- _Exercise directions_
Return the entries below verbatim. Pictures stay out.

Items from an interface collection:
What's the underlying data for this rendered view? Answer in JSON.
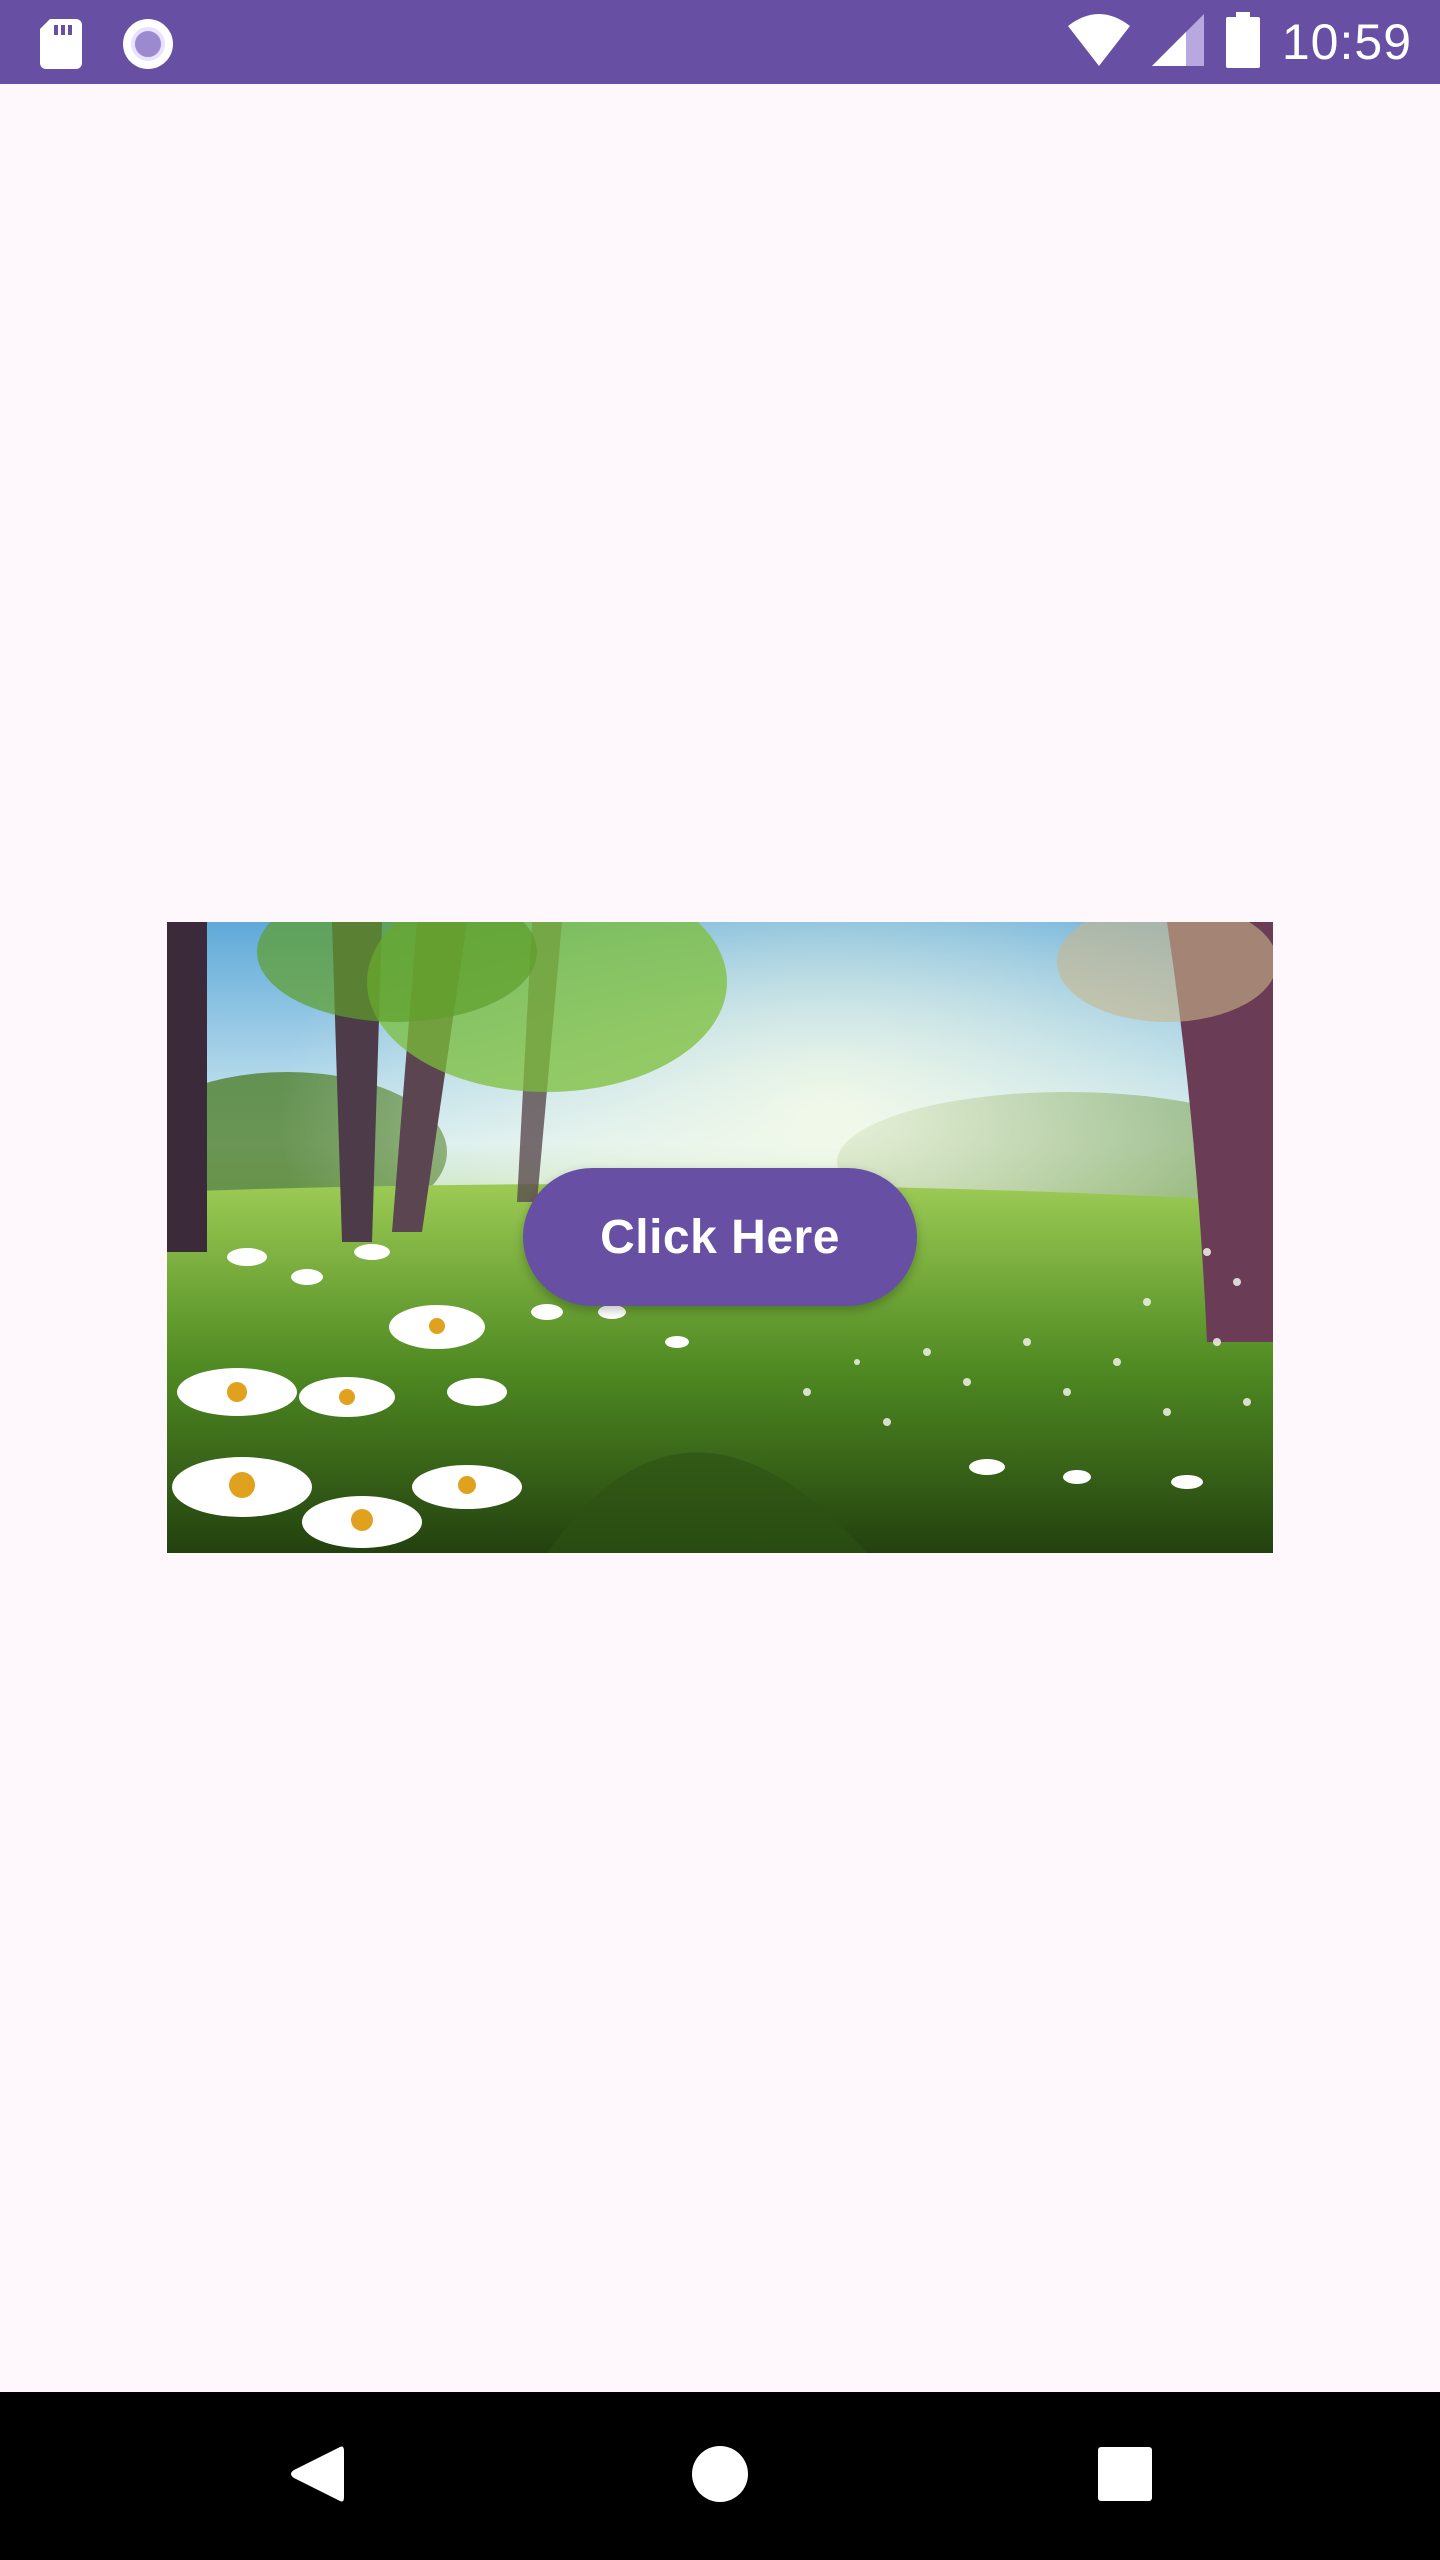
{
  "status_bar": {
    "time": "10:59",
    "icons": [
      "sd-card-icon",
      "circle-record-icon",
      "wifi-icon",
      "cell-signal-icon",
      "battery-icon"
    ],
    "background": "#6750a4"
  },
  "hero": {
    "image": "meadow-daisies-image",
    "button_label": "Click Here",
    "button_color": "#6750a4"
  },
  "nav_bar": {
    "icons": [
      "back-icon",
      "home-icon",
      "recents-icon"
    ],
    "background": "#000000"
  }
}
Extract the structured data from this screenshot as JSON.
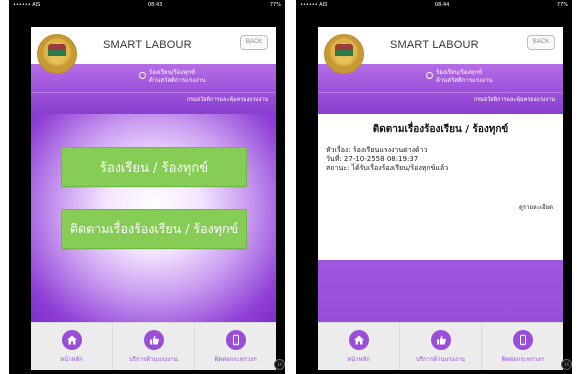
{
  "left_phone": {
    "status": {
      "carrier": "•••••• AIS",
      "time": "08:43",
      "battery": "77%"
    },
    "header": {
      "title": "SMART LABOUR",
      "back_label": "BACK"
    },
    "band": {
      "service_line1": "ร้องเรียน/ร้องทุกข์",
      "service_line2": "ด้านสวัสดิการแรงงาน",
      "department": "กรมสวัสดิการและคุ้มครองแรงงาน"
    },
    "buttons": {
      "complain": "ร้องเรียน / ร้องทุกข์",
      "track": "ติดตามเรื่องร้องเรียน / ร้องทุกข์"
    },
    "tabs": [
      {
        "label": "หน้าหลัก",
        "icon": "home-icon"
      },
      {
        "label": "บริการด้านแรงงาน",
        "icon": "thumbs-up-icon"
      },
      {
        "label": "ติดต่อกระทรวงฯ",
        "icon": "phone-icon"
      }
    ],
    "assistive_label": "1X"
  },
  "right_phone": {
    "status": {
      "carrier": "•••••• AIS",
      "time": "08:44",
      "battery": "77%"
    },
    "header": {
      "title": "SMART LABOUR",
      "back_label": "BACK"
    },
    "band": {
      "service_line1": "ร้องเรียน/ร้องทุกข์",
      "service_line2": "ด้านสวัสดิการแรงงาน",
      "department": "กรมสวัสดิการและคุ้มครองแรงงาน"
    },
    "card": {
      "title": "ติดตามเรื่องร้องเรียน / ร้องทุกข์",
      "subject": "หัวเรื่อง: ร้องเรียนแรงงานต่างด้าว",
      "date": "วันที่: 27-10-2558 08:19:37",
      "status": "สถานะ: ได้รับเรื่องร้องเรียน/ร้องทุกข์แล้ว",
      "detail_link": "ดูรายละเอียด"
    },
    "tabs": [
      {
        "label": "หน้าหลัก",
        "icon": "home-icon"
      },
      {
        "label": "บริการด้านแรงงาน",
        "icon": "thumbs-up-icon"
      },
      {
        "label": "ติดต่อกระทรวงฯ",
        "icon": "phone-icon"
      }
    ],
    "assistive_label": "1X"
  },
  "colors": {
    "accent_purple": "#9a4ed8",
    "button_green": "#86cc55"
  }
}
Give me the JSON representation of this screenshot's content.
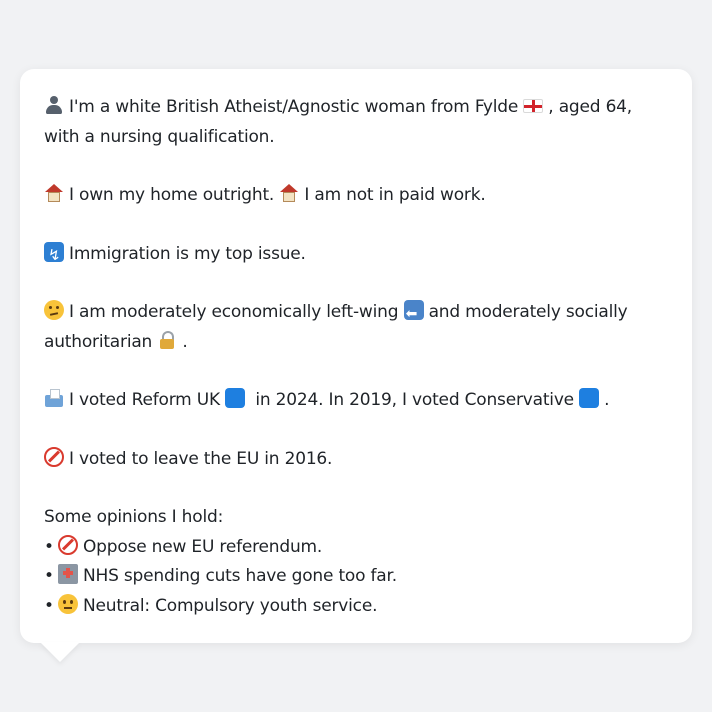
{
  "profile": {
    "line1_a": "I'm a white British Atheist/Agnostic woman from Fylde",
    "line1_b": ", aged 64, with a nursing qualification.",
    "home_a": "I own my home outright.",
    "home_b": "I am not in paid work.",
    "issue": "Immigration is my top issue.",
    "econ_a": "I am moderately economically left-wing",
    "econ_b": "and moderately socially authoritarian",
    "econ_c": ".",
    "vote_a": "I voted Reform UK",
    "vote_b": "in 2024. In 2019, I voted Conservative",
    "vote_c": ".",
    "brexit": "I voted to leave the EU in 2016."
  },
  "opinions": {
    "heading": "Some opinions I hold:",
    "items": [
      {
        "bullet": "•",
        "icon": "no-entry-icon",
        "text": "Oppose new EU referendum."
      },
      {
        "bullet": "•",
        "icon": "hospital-icon",
        "text": "NHS spending cuts have gone too far."
      },
      {
        "bullet": "•",
        "icon": "neutral-face-icon",
        "text": "Neutral: Compulsory youth service."
      }
    ]
  },
  "colors": {
    "background": "#f1f2f4",
    "card": "#ffffff",
    "text": "#1f2328",
    "reform_blue": "#1e7fe0",
    "conservative_blue": "#1e7fe0"
  }
}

- _Finished exercise_
What's the underlying data for this rendered view? Answer in JSON.
{
  "status_bar": {
    "time": "10:59",
    "icons": [
      "sd-card-icon",
      "circle-record-icon",
      "wifi-icon",
      "cell-signal-icon",
      "battery-icon"
    ],
    "background": "#6750a4"
  },
  "hero": {
    "image": "meadow-daisies-image",
    "button_label": "Click Here",
    "button_color": "#6750a4"
  },
  "nav_bar": {
    "icons": [
      "back-icon",
      "home-icon",
      "recents-icon"
    ],
    "background": "#000000"
  }
}
Extract the structured data from this screenshot as JSON.
{
  "left_phone": {
    "status": {
      "carrier": "•••••• AIS",
      "time": "08:43",
      "battery": "77%"
    },
    "header": {
      "title": "SMART LABOUR",
      "back_label": "BACK"
    },
    "band": {
      "service_line1": "ร้องเรียน/ร้องทุกข์",
      "service_line2": "ด้านสวัสดิการแรงงาน",
      "department": "กรมสวัสดิการและคุ้มครองแรงงาน"
    },
    "buttons": {
      "complain": "ร้องเรียน / ร้องทุกข์",
      "track": "ติดตามเรื่องร้องเรียน / ร้องทุกข์"
    },
    "tabs": [
      {
        "label": "หน้าหลัก",
        "icon": "home-icon"
      },
      {
        "label": "บริการด้านแรงงาน",
        "icon": "thumbs-up-icon"
      },
      {
        "label": "ติดต่อกระทรวงฯ",
        "icon": "phone-icon"
      }
    ],
    "assistive_label": "1X"
  },
  "right_phone": {
    "status": {
      "carrier": "•••••• AIS",
      "time": "08:44",
      "battery": "77%"
    },
    "header": {
      "title": "SMART LABOUR",
      "back_label": "BACK"
    },
    "band": {
      "service_line1": "ร้องเรียน/ร้องทุกข์",
      "service_line2": "ด้านสวัสดิการแรงงาน",
      "department": "กรมสวัสดิการและคุ้มครองแรงงาน"
    },
    "card": {
      "title": "ติดตามเรื่องร้องเรียน / ร้องทุกข์",
      "subject": "หัวเรื่อง: ร้องเรียนแรงงานต่างด้าว",
      "date": "วันที่: 27-10-2558 08:19:37",
      "status": "สถานะ: ได้รับเรื่องร้องเรียน/ร้องทุกข์แล้ว",
      "detail_link": "ดูรายละเอียด"
    },
    "tabs": [
      {
        "label": "หน้าหลัก",
        "icon": "home-icon"
      },
      {
        "label": "บริการด้านแรงงาน",
        "icon": "thumbs-up-icon"
      },
      {
        "label": "ติดต่อกระทรวงฯ",
        "icon": "phone-icon"
      }
    ],
    "assistive_label": "1X"
  },
  "colors": {
    "accent_purple": "#9a4ed8",
    "button_green": "#86cc55"
  }
}
Give me the JSON representation of this screenshot's content.
{
  "profile": {
    "line1_a": "I'm a white British Atheist/Agnostic woman from Fylde",
    "line1_b": ", aged 64, with a nursing qualification.",
    "home_a": "I own my home outright.",
    "home_b": "I am not in paid work.",
    "issue": "Immigration is my top issue.",
    "econ_a": "I am moderately economically left-wing",
    "econ_b": "and moderately socially authoritarian",
    "econ_c": ".",
    "vote_a": "I voted Reform UK",
    "vote_b": "in 2024. In 2019, I voted Conservative",
    "vote_c": ".",
    "brexit": "I voted to leave the EU in 2016."
  },
  "opinions": {
    "heading": "Some opinions I hold:",
    "items": [
      {
        "bullet": "•",
        "icon": "no-entry-icon",
        "text": "Oppose new EU referendum."
      },
      {
        "bullet": "•",
        "icon": "hospital-icon",
        "text": "NHS spending cuts have gone too far."
      },
      {
        "bullet": "•",
        "icon": "neutral-face-icon",
        "text": "Neutral: Compulsory youth service."
      }
    ]
  },
  "colors": {
    "background": "#f1f2f4",
    "card": "#ffffff",
    "text": "#1f2328",
    "reform_blue": "#1e7fe0",
    "conservative_blue": "#1e7fe0"
  }
}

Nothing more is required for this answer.